Location in Izard County and the state of Arkansas

Location in Lonoke County and the state of Arkansas.
The site of this first post is believed to be near what is now called the , located about 5 miles (8.0 km) (but about 25 miles (40 km) by road) from the Arkansas Post Memorial. This property, like the memorial a National Historic Landmark, is owned by the National Park Service, but is undeveloped.
34°46’11.98″N , 94°11’33.94″W location of the 2nd plume (central west Arkansas) near the state line .
Potable water for much of Northwest Arkansas is treated by 's water treatment plant, located in eastern Lowell near Beaver Lake. Wastewater is collected by gravity sewer and sent to a lift station near the Monroe Avenue exit on I-49. It is then pumped south, eventually being treated at the Springdale Wastewater Treatment Plant. Located in downtown is the , a branch of the University of Arkansas System, which offers master's degrees in public service.Arkansas-based fast-casual restaurant Tacos 4 Life will open its fifth location in Benton this spring, the restaurant said Thursday.Location in Sebastian County and the state of Arkansas
Gillett is a city in Arkansas County, Arkansas, United States. The population was 819 at the 2000 census. Gillett is the home of the annual Gillett Coon Supper. The Arkansas Post National Memorial is located southeast of the town.According to the United States Census Bureau, the city has a total area of 6.1 square miles (15.9 km²), all of it land. Many Atkins residents commute to nearby Russellville, Arkansas for work, school, and recreation due to its close location. Lowell is a city in Benton County, Arkansas, in the United States. As of the 2000 census, the city population was 5,013. It is part of the Fayetteville–Springdale–Rogers, AR-MO Metropolitan Statistical Area.
Lowell is the headquarters location of the nation's largest publicly owned trucking company, J.B. Hunt Transport Services, Inc.
Lowell has the sixth highest median household income in Arkansas, after Maumelle, White Hall, Cabot, Bryant, and Bethel Heights.
In 1819 Arkansas was separated from Missouri, but still included in what is now Oklahoma. The two states were separated and Arkansas admitted to the Union in 1836, just two years before Sam Leslie's arrival. The Indians were peaceful and cooperative in Wiley's Cove.
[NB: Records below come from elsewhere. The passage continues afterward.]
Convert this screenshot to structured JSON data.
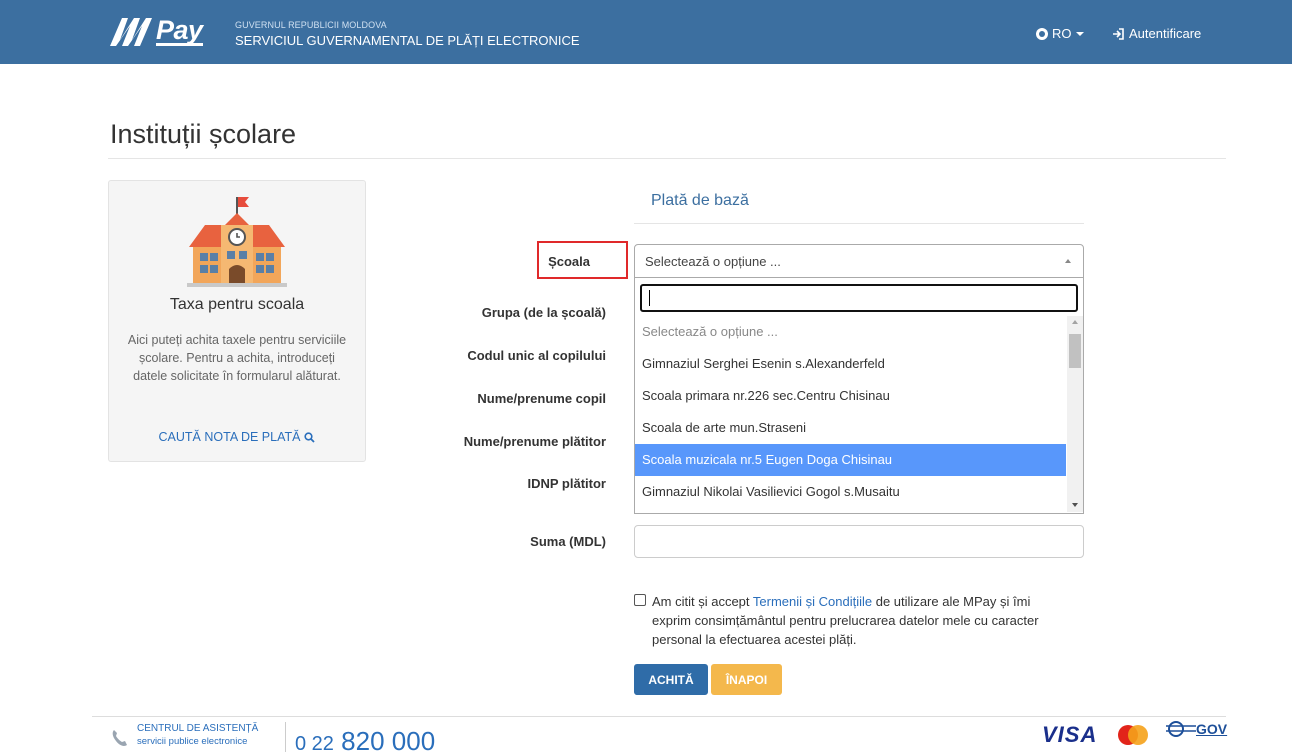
{
  "header": {
    "logo_text": "Pay",
    "gov_line1": "GUVERNUL REPUBLICII MOLDOVA",
    "gov_line2": "SERVICIUL GUVERNAMENTAL DE PLĂȚI ELECTRONICE",
    "language": "RO",
    "login_label": "Autentificare"
  },
  "page": {
    "title": "Instituții școlare"
  },
  "info_card": {
    "title": "Taxa pentru scoala",
    "description": "Aici puteți achita taxele pentru serviciile școlare. Pentru a achita, introduceți datele solicitate în formularul alăturat.",
    "link_label": "CAUTĂ NOTA DE PLATĂ"
  },
  "form": {
    "section_title": "Plată de bază",
    "labels": {
      "school": "Școala",
      "group": "Grupa (de la școală)",
      "child_code": "Codul unic al copilului",
      "child_name": "Nume/prenume copil",
      "payer_name": "Nume/prenume plătitor",
      "payer_idnp": "IDNP plătitor",
      "amount": "Suma (MDL)"
    },
    "school_select": {
      "selected": "Selectează o opțiune ...",
      "search_value": "",
      "options": [
        "Selectează o opțiune ...",
        "Gimnaziul Serghei Esenin s.Alexanderfeld",
        "Scoala primara nr.226 sec.Centru Chisinau",
        "Scoala de arte mun.Straseni",
        "Scoala muzicala nr.5 Eugen Doga Chisinau",
        "Gimnaziul Nikolai Vasilievici Gogol s.Musaitu"
      ],
      "highlighted_option": "Scoala muzicala nr.5 Eugen Doga Chisinau"
    },
    "amount_value": "",
    "terms": {
      "checked": false,
      "text_before": "Am citit și accept ",
      "link": "Termenii și Condițiile",
      "text_after": " de utilizare ale MPay și îmi exprim consimțământul pentru prelucrarea datelor mele cu caracter personal la efectuarea acestei plăți."
    },
    "pay_button": "ACHITĂ",
    "back_button": "ÎNAPOI"
  },
  "footer": {
    "help_title": "CENTRUL DE ASISTENȚĂ",
    "help_subtitle": "servicii publice electronice",
    "phone_prefix": "0 22",
    "phone_number": "820 000",
    "payment_logos": [
      "VISA",
      "MasterCard",
      "GOV"
    ]
  },
  "colors": {
    "navbar": "#3c6fa0",
    "primary": "#2f6ca8",
    "warning": "#f4b84c",
    "highlight_option": "#5897fb",
    "annotation_box": "#e0292a",
    "link": "#2a6ebb"
  }
}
There were two Indian chiefs in Samuel Leslie's time: one called Wiley and the other was Al. The Leslie area was called Wiley's Cove after Chief Wiley, and Al's Cove was in the Rumley area. Samuel built a small house on land in which he lived temporarily while the Indians moved aside, and then he built a two story southern type home with a separate kitchen and slave quarters. This house was located where the Legion Hut now stands; the well at the north corner of the hut was the original well for the Samuel Leslie homestead. He also owned a store and trading post nearby. It is said he gave away some of the land to encourage other settlers to come into the community. The name Wiley's Cove was changed to Leslie by the Postal Department on November 9, 1887. Andrew Jackson Leslie requested the name to be changed in honor of his father, Samuel Leslie.Old US 65 went through Omaha, causing travelers from further south in Arkansas (such as ) to go through Omaha on the way to Missouri, and likewise for travelers heading further south from Missouri. Businesses along the route were able to thrive. Although the new , opened in late 1999, was judged to be safer and reduced travel time, it completely bypassed Omaha. Businesses deriving revenue from the tourist trade felt the impact on the first day of the new road opening. Ultimately they were devastated. Some businesses planned to relocate to Branson at the time. Many noted that people will never even know Omaha exists. It was noted that old US 65 became so quiet that dogs could safely lie in the street.One point of interest in Bald Knob is Arkansas Traveler Hobbies, which is housed in the old Missouri Pacific Railroad depot at 400 E. Market Street. Antique passenger cars and an antique caboose are housed on the grounds and currently being restored. The hobby shop also houses a museum which chronicles the history of Bald Knob, the Missouri Pacific Railroad, and White County. Another attraction is the historic Knob Field, located just east of the Big Bald Knob Park.